Pattern Description

These socks use slipped stitches and simple cables to create the effect of one colour flowing over the other as the two colours are alternated every row in jogless helix-style stripes. Elongating the stitches to be slipped helps keep the socks stretchy and comfortable. Both socks are worked identically; fraternal socks are made simply by swapping Colour A and Colour B.

Both toe-up and cuff-down instructions are provided. They feature a rounded short-row heel and a twisted-rib cuff. Corresponding written instructions are provided for the chart.

This pattern requires the knitter to be able to knit a small circumference in the round (the pattern is method-neutral to suit your preferred technique for socks) and clearly explains all techniques for increases, decreases, yarn over short rows, cables, and elongated stitches. Within the pattern you will find links to useful video tutorials as well, so the pattern is accessible to an intermediate sock knitter.

Yarn Requirements and Sizing

There are three sizes available: Adult Small (Medium, Large) corresponding to foot circumferences of 18 (20.5, 23) cm / 7 (8, 9) inches — 56 (64, 72) st — with adjustable foot lengths and leg heights.

The socks require approximately 300 (325, 350) m / 325 (350, 375) yards of fingering weight yarn, divided evenly between two colours that contrast well.

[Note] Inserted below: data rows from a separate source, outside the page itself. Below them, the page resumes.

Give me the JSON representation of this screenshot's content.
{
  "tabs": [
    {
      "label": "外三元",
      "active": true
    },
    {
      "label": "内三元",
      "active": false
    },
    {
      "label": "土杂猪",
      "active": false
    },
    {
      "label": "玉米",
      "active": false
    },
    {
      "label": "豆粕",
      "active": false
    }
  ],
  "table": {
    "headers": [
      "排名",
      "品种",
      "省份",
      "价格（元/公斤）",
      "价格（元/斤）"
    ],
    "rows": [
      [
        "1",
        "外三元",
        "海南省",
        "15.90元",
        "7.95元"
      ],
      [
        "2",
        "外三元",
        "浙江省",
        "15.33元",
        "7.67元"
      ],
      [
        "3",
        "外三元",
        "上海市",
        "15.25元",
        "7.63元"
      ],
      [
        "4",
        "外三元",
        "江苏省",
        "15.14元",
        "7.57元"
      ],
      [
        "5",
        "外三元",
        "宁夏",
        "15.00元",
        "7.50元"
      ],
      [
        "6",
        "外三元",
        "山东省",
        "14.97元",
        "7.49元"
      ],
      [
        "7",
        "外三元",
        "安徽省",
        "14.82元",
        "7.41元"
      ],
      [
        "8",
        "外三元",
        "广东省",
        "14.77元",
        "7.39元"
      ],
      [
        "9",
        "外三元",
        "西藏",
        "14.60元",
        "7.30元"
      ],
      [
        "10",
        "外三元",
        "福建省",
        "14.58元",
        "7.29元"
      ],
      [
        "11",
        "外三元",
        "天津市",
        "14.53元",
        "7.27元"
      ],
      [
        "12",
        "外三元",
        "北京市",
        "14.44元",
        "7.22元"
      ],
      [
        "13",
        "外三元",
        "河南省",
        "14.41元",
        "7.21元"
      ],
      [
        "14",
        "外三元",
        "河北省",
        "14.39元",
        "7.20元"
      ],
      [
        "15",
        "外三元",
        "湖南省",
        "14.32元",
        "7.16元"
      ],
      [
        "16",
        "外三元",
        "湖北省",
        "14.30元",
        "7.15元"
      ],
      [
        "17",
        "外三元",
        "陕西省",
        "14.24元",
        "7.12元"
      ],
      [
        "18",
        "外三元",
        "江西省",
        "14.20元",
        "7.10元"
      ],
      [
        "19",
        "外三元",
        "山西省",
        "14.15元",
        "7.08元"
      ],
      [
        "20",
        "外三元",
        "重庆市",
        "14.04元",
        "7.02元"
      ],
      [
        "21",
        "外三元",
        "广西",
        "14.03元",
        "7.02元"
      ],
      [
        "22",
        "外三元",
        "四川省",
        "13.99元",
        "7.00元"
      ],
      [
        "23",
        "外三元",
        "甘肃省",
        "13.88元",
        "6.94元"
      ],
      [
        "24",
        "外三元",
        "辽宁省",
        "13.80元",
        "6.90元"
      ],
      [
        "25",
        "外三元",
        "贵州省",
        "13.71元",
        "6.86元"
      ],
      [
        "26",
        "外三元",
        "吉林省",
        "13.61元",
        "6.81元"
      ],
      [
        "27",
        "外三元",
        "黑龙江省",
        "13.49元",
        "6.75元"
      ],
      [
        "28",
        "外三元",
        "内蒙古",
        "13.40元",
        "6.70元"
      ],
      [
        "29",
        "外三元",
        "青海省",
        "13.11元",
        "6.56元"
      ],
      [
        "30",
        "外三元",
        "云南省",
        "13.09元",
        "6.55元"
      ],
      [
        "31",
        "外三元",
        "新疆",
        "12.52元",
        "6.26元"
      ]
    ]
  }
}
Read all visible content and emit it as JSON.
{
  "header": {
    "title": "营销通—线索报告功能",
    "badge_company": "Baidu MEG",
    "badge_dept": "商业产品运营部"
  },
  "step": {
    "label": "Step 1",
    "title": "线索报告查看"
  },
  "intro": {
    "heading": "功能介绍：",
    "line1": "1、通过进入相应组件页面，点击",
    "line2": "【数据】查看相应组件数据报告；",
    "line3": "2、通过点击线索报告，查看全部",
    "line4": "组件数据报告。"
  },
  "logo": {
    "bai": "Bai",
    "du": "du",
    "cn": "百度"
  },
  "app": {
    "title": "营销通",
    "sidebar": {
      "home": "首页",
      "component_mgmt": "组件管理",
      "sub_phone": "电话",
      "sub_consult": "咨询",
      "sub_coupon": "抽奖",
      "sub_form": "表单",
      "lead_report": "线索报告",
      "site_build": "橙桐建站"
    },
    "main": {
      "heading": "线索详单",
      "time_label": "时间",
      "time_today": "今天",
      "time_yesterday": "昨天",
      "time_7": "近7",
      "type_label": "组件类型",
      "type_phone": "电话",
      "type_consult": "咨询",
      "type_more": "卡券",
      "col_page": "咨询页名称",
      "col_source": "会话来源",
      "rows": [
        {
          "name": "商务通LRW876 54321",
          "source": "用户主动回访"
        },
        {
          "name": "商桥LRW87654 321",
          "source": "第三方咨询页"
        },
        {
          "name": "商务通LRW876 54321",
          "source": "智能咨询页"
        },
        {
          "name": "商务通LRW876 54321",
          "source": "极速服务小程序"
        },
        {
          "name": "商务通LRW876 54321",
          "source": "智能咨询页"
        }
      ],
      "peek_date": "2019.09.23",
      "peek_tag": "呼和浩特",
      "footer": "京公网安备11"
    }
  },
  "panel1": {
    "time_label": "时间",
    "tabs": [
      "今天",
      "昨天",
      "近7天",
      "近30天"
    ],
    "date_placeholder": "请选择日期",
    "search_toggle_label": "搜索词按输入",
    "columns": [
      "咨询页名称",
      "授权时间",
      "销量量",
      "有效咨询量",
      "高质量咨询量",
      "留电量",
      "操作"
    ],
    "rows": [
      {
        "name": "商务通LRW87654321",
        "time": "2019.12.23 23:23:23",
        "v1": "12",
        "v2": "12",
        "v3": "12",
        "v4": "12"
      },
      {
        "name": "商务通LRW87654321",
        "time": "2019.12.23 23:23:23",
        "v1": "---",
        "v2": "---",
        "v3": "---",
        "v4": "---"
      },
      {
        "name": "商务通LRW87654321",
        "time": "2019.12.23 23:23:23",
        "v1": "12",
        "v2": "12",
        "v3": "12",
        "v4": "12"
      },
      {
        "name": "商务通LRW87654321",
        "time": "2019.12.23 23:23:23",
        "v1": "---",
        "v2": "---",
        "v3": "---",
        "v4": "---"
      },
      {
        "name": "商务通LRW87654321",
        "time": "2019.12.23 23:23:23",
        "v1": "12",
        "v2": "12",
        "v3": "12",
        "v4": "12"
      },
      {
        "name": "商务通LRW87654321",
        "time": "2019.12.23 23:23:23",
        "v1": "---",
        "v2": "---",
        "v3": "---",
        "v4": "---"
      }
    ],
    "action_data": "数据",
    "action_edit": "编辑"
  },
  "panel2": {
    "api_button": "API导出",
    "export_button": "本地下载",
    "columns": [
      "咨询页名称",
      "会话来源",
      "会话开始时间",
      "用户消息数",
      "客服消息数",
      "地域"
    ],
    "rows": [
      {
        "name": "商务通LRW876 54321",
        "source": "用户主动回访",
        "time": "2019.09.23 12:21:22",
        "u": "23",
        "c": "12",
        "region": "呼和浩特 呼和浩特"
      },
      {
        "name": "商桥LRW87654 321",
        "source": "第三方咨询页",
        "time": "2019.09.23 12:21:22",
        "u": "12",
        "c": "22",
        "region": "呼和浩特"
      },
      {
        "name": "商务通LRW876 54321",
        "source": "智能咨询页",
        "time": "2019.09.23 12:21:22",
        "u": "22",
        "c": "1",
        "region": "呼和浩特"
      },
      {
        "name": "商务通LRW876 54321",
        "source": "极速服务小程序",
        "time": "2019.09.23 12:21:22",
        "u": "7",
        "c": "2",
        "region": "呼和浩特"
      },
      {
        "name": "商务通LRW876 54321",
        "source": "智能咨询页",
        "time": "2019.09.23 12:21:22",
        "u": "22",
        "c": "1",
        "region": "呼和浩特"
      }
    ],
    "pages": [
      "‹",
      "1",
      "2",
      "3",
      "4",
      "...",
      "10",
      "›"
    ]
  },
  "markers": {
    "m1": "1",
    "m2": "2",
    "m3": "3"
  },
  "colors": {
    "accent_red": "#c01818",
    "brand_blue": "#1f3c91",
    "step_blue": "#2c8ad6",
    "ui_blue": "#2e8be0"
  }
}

These socks are rated 4/5 — Adventurous — on my sock pattern difficulty scale. This is because they have a wide chart with a long pattern repeat, and they require making elongated stitches with both colours to create the slipped-stitch colourwork pattern.